I have first hand experience with The Architecture Centric Design Methodology (ACDM). Based on your description I think this is close to what you might be looking for. It is not an agile methodology per se but it maps well to Agile methods such as Scrum and embraces many of the Agile values and principles (though there is some tension that novice teams may find tricky or frustrating). Further, ACDM is a true design methodology -- it provides specific guidance for understanding requirements and creating a design that satisfices those requirements. You will need to use a development methodology for guidance in writing the code, for example XP.
ACDM consists of 8 stages. The goal of the process in general is to help teams quickly and effectively move from what the author calls the period of uncertainty into the period of certainty regarding the architecture design of the system to be built.

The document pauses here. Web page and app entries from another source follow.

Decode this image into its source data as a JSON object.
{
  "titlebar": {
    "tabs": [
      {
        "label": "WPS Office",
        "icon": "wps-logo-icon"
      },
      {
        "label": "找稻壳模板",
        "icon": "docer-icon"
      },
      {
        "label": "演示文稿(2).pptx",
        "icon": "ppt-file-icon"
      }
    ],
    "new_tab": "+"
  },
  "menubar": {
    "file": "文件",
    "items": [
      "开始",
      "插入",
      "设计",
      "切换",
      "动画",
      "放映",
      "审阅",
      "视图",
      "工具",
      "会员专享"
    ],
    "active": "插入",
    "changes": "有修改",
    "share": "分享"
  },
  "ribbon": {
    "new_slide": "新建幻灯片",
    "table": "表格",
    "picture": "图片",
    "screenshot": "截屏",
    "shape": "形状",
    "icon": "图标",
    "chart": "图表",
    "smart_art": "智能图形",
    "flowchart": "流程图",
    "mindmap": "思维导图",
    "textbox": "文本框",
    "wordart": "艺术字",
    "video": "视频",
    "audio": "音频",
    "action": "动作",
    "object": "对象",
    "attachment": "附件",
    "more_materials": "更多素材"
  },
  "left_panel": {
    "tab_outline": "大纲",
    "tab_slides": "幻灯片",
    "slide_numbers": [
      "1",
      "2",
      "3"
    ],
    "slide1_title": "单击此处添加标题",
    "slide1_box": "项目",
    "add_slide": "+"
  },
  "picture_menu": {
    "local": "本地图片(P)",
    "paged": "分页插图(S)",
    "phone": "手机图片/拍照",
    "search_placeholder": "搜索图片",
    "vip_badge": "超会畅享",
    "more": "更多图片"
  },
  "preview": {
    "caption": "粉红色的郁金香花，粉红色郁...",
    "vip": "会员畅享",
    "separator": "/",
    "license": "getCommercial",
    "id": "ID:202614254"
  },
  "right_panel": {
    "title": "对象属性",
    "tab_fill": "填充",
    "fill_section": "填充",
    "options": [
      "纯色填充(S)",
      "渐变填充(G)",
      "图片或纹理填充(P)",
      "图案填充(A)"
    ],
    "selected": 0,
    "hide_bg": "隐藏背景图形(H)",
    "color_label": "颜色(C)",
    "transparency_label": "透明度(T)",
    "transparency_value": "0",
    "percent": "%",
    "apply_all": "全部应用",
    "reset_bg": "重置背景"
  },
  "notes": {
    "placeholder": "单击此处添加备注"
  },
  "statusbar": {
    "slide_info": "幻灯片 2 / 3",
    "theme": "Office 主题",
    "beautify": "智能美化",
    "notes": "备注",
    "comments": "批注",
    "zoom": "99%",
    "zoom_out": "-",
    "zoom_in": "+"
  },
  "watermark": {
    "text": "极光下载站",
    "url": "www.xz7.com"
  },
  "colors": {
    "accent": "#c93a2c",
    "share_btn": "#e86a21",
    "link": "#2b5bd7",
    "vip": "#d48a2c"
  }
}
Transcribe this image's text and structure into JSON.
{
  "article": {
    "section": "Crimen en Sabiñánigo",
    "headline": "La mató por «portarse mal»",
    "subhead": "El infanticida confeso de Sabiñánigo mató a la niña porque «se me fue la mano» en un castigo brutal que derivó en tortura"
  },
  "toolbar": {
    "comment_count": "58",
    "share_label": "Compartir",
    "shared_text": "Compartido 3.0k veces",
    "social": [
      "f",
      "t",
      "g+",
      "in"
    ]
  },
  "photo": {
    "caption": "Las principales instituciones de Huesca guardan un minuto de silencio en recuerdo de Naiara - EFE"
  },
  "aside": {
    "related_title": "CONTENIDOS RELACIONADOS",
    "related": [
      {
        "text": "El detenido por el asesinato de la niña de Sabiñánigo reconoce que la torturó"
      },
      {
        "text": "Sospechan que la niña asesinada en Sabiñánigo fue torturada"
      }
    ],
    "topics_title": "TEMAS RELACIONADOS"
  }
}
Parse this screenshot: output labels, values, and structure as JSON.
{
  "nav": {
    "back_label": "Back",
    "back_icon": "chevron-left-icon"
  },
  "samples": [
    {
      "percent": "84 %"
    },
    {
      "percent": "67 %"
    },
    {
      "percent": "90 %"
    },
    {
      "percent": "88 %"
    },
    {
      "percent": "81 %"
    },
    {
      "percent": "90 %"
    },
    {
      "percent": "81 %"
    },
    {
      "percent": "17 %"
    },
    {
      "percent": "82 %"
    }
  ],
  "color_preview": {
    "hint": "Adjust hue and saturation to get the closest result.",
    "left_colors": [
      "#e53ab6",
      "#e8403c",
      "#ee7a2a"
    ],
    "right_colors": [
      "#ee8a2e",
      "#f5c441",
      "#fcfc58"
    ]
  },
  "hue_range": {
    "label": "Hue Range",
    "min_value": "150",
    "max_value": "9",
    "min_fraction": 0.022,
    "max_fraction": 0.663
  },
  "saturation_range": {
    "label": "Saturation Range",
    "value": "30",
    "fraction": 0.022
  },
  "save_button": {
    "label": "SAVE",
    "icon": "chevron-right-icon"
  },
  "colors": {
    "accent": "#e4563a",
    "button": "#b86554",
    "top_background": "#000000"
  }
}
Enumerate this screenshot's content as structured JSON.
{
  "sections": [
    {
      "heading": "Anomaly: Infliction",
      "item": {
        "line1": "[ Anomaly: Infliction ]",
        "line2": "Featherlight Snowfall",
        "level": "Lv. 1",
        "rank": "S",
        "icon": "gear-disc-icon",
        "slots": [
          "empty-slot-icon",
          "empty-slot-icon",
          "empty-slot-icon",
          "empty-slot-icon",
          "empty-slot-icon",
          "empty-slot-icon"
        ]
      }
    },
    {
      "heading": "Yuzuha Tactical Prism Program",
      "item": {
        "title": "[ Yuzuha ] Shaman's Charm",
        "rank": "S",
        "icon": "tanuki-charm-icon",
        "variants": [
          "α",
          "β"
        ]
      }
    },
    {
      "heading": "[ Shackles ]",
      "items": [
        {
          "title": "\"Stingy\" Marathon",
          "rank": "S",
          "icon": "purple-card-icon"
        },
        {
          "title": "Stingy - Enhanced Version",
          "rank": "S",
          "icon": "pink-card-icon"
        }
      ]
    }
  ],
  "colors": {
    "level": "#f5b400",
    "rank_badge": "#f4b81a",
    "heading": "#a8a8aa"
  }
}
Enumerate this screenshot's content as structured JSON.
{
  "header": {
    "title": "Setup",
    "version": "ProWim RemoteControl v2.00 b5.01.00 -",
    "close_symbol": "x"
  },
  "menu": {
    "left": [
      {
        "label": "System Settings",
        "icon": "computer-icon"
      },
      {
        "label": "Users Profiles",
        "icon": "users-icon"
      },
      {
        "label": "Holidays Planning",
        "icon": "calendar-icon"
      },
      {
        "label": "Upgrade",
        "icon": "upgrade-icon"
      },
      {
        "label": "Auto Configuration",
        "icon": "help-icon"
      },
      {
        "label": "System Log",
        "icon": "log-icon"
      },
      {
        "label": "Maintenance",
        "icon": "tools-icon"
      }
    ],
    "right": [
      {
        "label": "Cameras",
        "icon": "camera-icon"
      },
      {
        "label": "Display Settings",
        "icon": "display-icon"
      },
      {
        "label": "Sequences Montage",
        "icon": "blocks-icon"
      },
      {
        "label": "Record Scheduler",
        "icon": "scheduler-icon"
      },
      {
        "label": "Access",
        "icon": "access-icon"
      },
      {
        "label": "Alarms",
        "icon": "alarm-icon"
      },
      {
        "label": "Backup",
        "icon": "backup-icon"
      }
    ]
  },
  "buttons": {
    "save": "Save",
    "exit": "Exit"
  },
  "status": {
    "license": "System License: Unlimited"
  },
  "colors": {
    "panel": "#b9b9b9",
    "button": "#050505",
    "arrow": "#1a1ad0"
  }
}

- Stage 1: Discover Architectural Drivers --> Author encourages teams to focus on 4 drivers -- technical constraints, business constraints, high-level functional requirements, and quality attributes. Specific elicitation techniques are not discussed and there are a wide variety of techniques out there.
- Stage 2: Establish Project Scope --> basically, establish a notional design and make sure it aligns with discovered drivers.
- Stage 3: Create/Refine Architecture --> This is where you would apply many of the principles you mentioned in your question, SOLID, patterns use, etc.
- Stage 4: Architecture Review --> A scenario-based review of the design with a team of reviewers in a formal or semi-formal process. Based on the architectural drivers, this can be thought of as a variant of TDD for architecture design.
- Stage 5: Production Go/No-Go --> skip to step 7 if design is Go. go/no-go is not all or none for the entire system meaning a subset of elements might be "go" for production while other elements must be refined further
- Stage 6: Experimentation --> This is really the core of the process. If you don't understand something or aren't sure, you will often need to get your hands dirty and write some code to understand what needs to be done in the design. repeat to step 3
- Stage 7: Production Planning
- Stage 8: Production --> code construction begins, can happen in part or in whole
The book outlines just about everything you need to know. There are also several papers and presentations published by the author both leading up to the process released in the book and after.
Architecting Software Intensive Systems: A Practitioners Guide by Anthony Lattanze.